Atlanta will field one of the least-talented rosters in the NFL, but London and Pitts should inherit the vast majority of targets in the passing game. In 2021, Pitts was only the second rookie tight end in league history to surpass 1,000 receiving yards, and London could eclipse even that level of production.
What will the split of carries (and catches?!?) in the Dallas backfield this year?
It is going to be fascinating to watch how the Dallas Cowboys‘ backfield takes shape this season.
Here’s the breakdown of Ezekiel Elliott and Tony Pollard’s touches in 2021:
Ezekiel Elliott: 284 total touches, 1,289 yards from scrimmage, 12 total touchdowns
Tony Pollard: 169 total touches, 758 yards from scrimmage, 2 touchdowns

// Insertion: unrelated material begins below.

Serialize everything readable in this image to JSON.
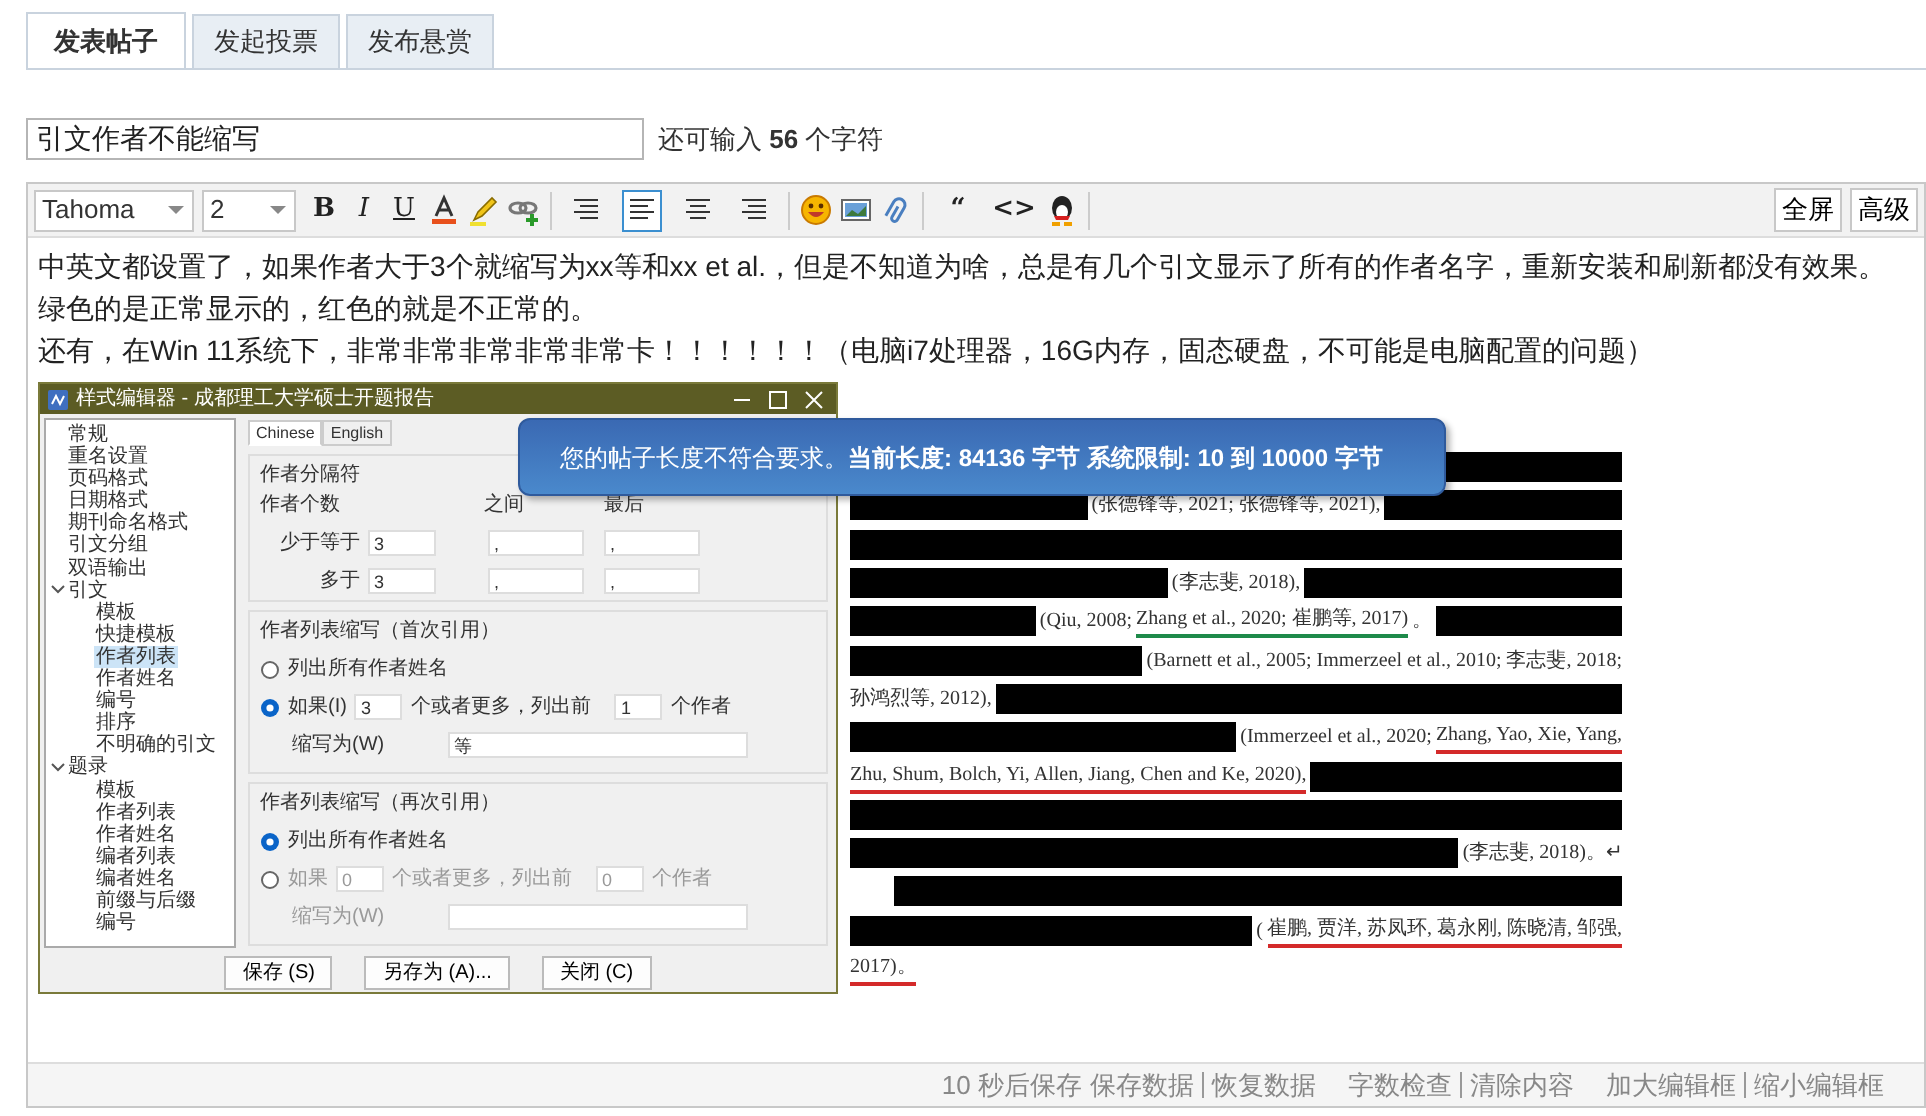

While Elliott was clearly the more productive running back, there’s an argument that Pollard offers more upside.
According to Pro Football Focus, 17 of Pollard’s runs were for 15 yards or more, compared to 24 of Elliott’s. That means Pollard rattled off an explosive run on 13% of his carries to Elliott’s 10%.
Pollard’s emergence has made the Cowboys’ six-year $90 million extension look like an albatross. And that may be even more exaggerated after this season, because there is certainly a world, based on last year’s production, where Pollard logs closer to 180 carries compared to Elliott’s 200, or so this upcoming season.
What’s your favorite type of potato and why?
Because this mailbag drops around lunchtime each Friday, how can we not answer a food question every now and then?!
It would be easy to go chalk here, and say waffle fries — seasoned or unseasoned, and they’re so versatile. But, I’m going to go in a different direction.
It’s twice-baked potatoes.
You get the best of three worlds here; cheesy mashed potatoes on top, with a bit of baked potato flavor, and of course the skin. Come to think of it, I think I’ll scrounge up some twice-baked potatoes to make with smashburgers this weekend.